Unavoidably, anyway, a lot of the things that come out aren't all that good. If you make records, ultimately—no matter who you are; this applies for absolutely everybody that I can think of—you put out an album, and there's got to be something in there that you're not really knocked out with, but you've got to get that twenty–one minutes per side. They can't all be gems. Nobody is that perfect. Classical music makes more sense, obviously, because you can get different versions of the same thing. But when you start checking off jazz names, because Miles has a new record, or Bill Evans, or whoever you happen to like ... in most cases, you can rely on it. In some cases—no. You get this record and say: "Hmm, okay—once through, and that'll do it for me."
Actually, I'm on the verge of applying some discipline to my listening, since they came out with the Dolby cassette system. Come to think of it, that was invented over here, wasn't it? It's a noise–reduction process, but it seems unique in that it's one of the very few electronic advances I know of that, in many cases, was available in home equipment before it became available in studio equipment. Apparently, it can be done quite easily on a small machine, at quite a reasonable cost—maybe £100. Whereas to convert an entire studio, with the monster sixteen-track or thirty-two-track that they have these days, that is a monumental job, and many of the studios are only now catching up to using it.
But with a Dolby cassette, you can tape a record, and it will literally sound better than the original—it cuts down the surface noise. Besides which, you have other advantages: it's on a cassette, and it's not going to get scratched or warped or anything like that. Also, you can go through your records, picking out those little jazz gems. No matter whose record it is, or who you are, it's almost certain you'll have different tastes; there'll be something that bores you to sleep the first time you hear it, as well as something you can listen to a lot. You just put all the winners on one cassette; that solves the problem.

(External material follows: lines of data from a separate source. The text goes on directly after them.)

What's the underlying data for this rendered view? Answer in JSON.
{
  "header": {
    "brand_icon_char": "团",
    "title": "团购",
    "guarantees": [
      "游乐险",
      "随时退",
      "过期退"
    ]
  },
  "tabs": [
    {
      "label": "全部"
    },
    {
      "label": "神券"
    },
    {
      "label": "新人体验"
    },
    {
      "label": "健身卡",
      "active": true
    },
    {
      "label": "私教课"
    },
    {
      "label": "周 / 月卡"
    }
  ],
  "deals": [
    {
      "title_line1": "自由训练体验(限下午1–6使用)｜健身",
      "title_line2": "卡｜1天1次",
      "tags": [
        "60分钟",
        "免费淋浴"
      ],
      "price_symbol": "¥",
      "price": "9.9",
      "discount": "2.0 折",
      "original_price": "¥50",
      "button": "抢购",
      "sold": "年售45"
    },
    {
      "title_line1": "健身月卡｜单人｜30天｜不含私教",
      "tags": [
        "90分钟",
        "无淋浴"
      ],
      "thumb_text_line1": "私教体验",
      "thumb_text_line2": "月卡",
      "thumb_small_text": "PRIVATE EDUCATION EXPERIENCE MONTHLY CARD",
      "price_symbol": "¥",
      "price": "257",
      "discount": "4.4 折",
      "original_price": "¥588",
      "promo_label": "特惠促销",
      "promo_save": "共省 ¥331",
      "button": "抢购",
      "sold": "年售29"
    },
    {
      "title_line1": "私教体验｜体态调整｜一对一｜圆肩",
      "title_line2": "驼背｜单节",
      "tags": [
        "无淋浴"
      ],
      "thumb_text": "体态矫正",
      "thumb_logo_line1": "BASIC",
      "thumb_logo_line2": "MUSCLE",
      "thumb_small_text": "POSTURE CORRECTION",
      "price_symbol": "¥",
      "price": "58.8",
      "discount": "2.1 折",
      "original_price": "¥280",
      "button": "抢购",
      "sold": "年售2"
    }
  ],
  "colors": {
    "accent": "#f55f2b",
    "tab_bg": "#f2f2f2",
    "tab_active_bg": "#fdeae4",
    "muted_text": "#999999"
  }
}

I listen to more classical music than jazz. In my choice of favourite composers, I'm afraid I haven't advanced very much throughout the years; they're pretty much the same ones that they were when I started with Dave. I like the Baroque composers, by and large; some of the Romantics. I'm not too crazy about the really heavier ones. And vocal music always drives me up the wall; I don't like to hear people singing opera, for instance—it's a total lost cause for me. Choral sounds are fine, yes—as long as they aren't individual voices. I can appreciate some fantastic qualities of the real superstars, but even so, when they assemble the whole bunch of them for the definitive version of "Tristan And Isolde" or whatever—I am out the window.
I really enjoy Stravinsky, obviously, and Bartok, Ravel, Debussy, Charles Ives—sort of up to what would be considered contemporary music, I suppose. I get off the train pretty much when it gets too far-out. By the same token, the most outrageous jazz of today leaves me cold—absolutely. Even some of the not so outrageous jazz I'm not too crazy about.
Copyright © 1963, Les Tomkins. All Rights Reserved.